In terms of story taking up this time, the stories have become a lot deeper and more complex over the years, I do admit. From what I see of how fans of the old games look at the new games, it no longer is strictly an adventure game like Skyrim where the game just says go, as time goes on the plot involves more and more characters as well as more mechanics to learn and I for one think it’s for the better. I know I usually am the one saying that a game should be more concerned with mechanics than plot, but the Zelda games are one of those rare games that actually get both down fairly well. My favorite characters in the whole series are Midna, Linebeck, and Groose simply because you see them since the beginning of the game and watch them develop between then and by the end of the game. You really can’t say the same thing about any of the characters in A Link to the Past, Ocarina of Time, and as much as I love Wind Waker, Tetra is the only character with any serious growth and you don’t see her most of the time. Plot does have a major impact on the design of the game and the immersion and investment of the player. It provides context, context from which the players can engage the game in ways that older games couldn’t do before.
I want to conclude this by basically looking at the author’s conclusion. “A player’s first moments should be exciting instead of boring, so while we may fret like a worried parent that the player hasn’t learned enough before they jump into a game, we should remember that a player should be playing a game instead of asking “When do I get to actually ‘play’?” And hey, if you can’t find a way to streamline a tutorial, there’s always the old way of teaching players”
First of all, I don’t think it should be rule that games must start off exciting. While it completely depends on the game, a tutorial areas should be a safe environment from which players can learn the basics. I personally hate it when I have to fiddle around with how something works in the middle of an area where I can actually die and remember, the Zelda games are ones that utilize a lot of different complex actions. Secondly, and I guess this is a matter of opinions, but seeing as in Skyloft you do fight some simple enemies and you have a bird riding race that tests all of your recently acquired bird riding skills, I find it very hard to imagine that people don’t feel like they’ve started playing until Faron Woods unless they are seeing how long it takes to get from the beginning until that spot. Thirdly, I think telling developers to go back to reading the manual (which is the “old way” the author is referring to) is a kind of elitist statement, if simply because everyone knows that most people don’t read the manuals and since doing is much more interesting than reading, there is no way that people would read the manual. I don’t have the Twilight Princess manual offhand so I took a look at the one for Fallout New Vegas and I couldn’t get two pages into in until I just wanted to say “screw it I’m just going to play the darn game”.

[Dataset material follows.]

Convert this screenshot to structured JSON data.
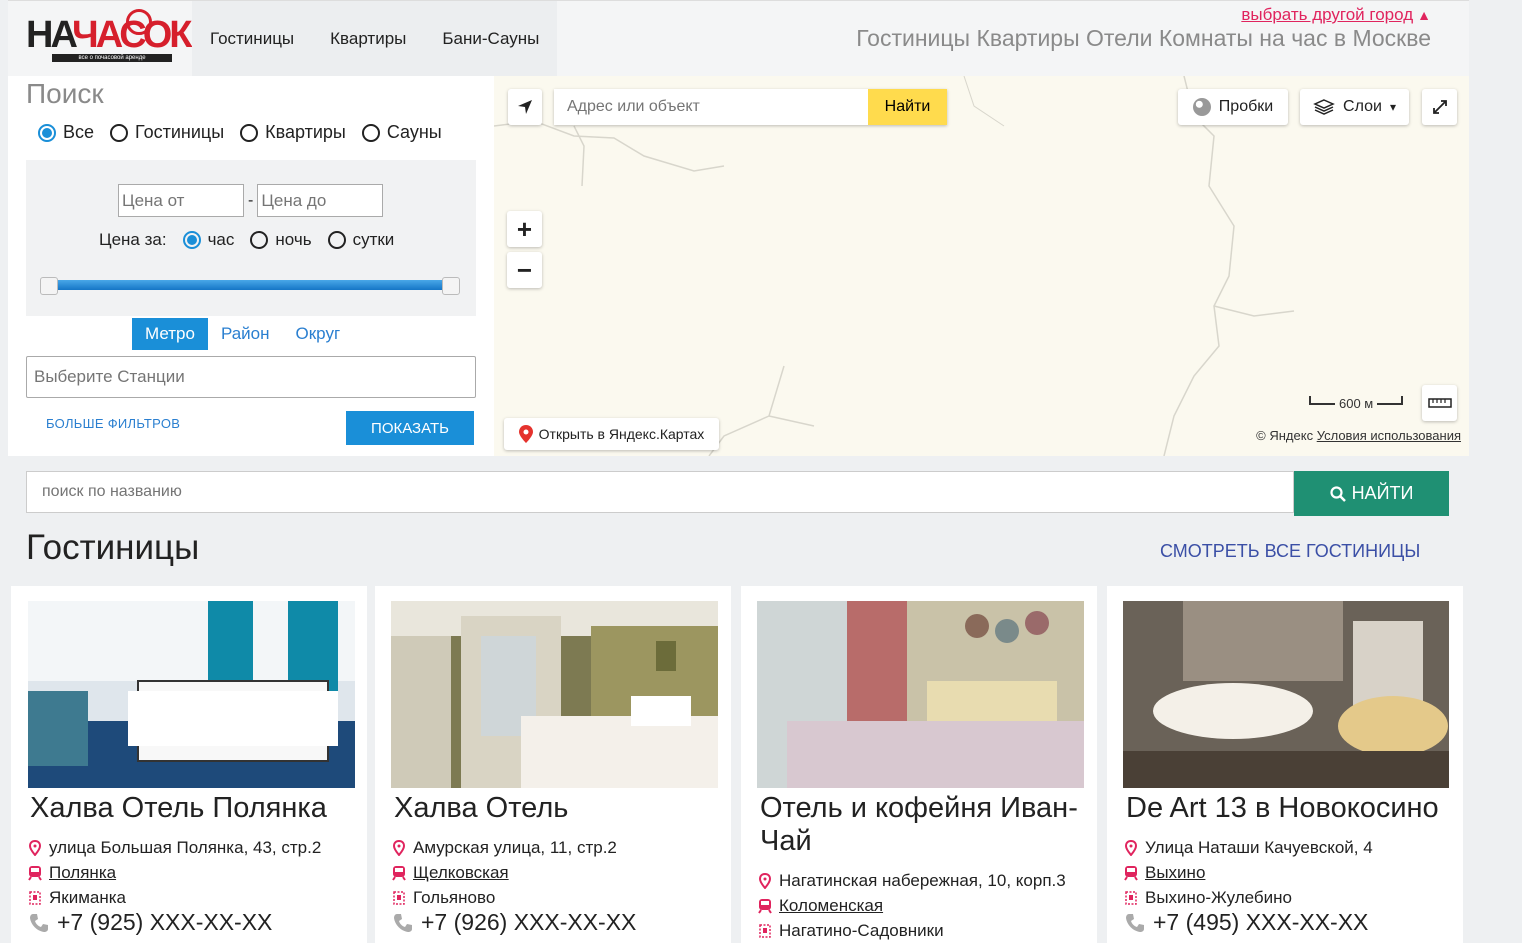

So ultimately, (as in the tl;dr version), is story getting in the way between the start of an adventure in The Legend of Zelda games and when the player actually get s to play? No. The story and the plot are well integrated together that you are getting immersed into the atmosphere of the world around you as well as becoming invested in the many characters that populate it and the only people I can see getting annoyed by it are the retro gamers.